▸ **Instructions to follow**:
The records that follow must be repeated exactly, line by line.

====== Information supplied

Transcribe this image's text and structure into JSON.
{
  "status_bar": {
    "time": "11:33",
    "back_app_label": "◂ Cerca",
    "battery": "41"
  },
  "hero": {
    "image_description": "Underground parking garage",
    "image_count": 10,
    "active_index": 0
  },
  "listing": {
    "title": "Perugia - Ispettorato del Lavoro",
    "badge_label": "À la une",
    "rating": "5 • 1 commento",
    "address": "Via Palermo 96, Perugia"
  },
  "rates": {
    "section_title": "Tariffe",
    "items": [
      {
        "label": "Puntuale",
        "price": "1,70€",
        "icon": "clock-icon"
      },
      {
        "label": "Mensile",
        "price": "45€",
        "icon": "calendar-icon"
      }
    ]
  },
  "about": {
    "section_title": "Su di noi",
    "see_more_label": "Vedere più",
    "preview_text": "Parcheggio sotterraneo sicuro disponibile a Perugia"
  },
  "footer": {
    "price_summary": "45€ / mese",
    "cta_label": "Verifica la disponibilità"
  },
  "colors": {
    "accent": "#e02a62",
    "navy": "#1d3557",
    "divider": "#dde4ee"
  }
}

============

▸ **Task response**:
Transcribe this image's text and structure into JSON.
{
  "status_bar": {
    "time": "11:33",
    "back_app_label": "◂ Cerca",
    "battery": "41"
  },
  "hero": {
    "image_description": "Underground parking garage",
    "image_count": 10,
    "active_index": 0
  },
  "listing": {
    "title": "Perugia - Ispettorato del Lavoro",
    "badge_label": "À la une",
    "rating": "5 • 1 commento",
    "address": "Via Palermo 96, Perugia"
  },
  "rates": {
    "section_title": "Tariffe",
    "items": [
      {
        "label": "Puntuale",
        "price": "1,70€",
        "icon": "clock-icon"
      },
      {
        "label": "Mensile",
        "price": "45€",
        "icon": "calendar-icon"
      }
    ]
  },
  "about": {
    "section_title": "Su di noi",
    "see_more_label": "Vedere più",
    "preview_text": "Parcheggio sotterraneo sicuro disponibile a Perugia"
  },
  "footer": {
    "price_summary": "45€ / mese",
    "cta_label": "Verifica la disponibilità"
  },
  "colors": {
    "accent": "#e02a62",
    "navy": "#1d3557",
    "divider": "#dde4ee"
  }
}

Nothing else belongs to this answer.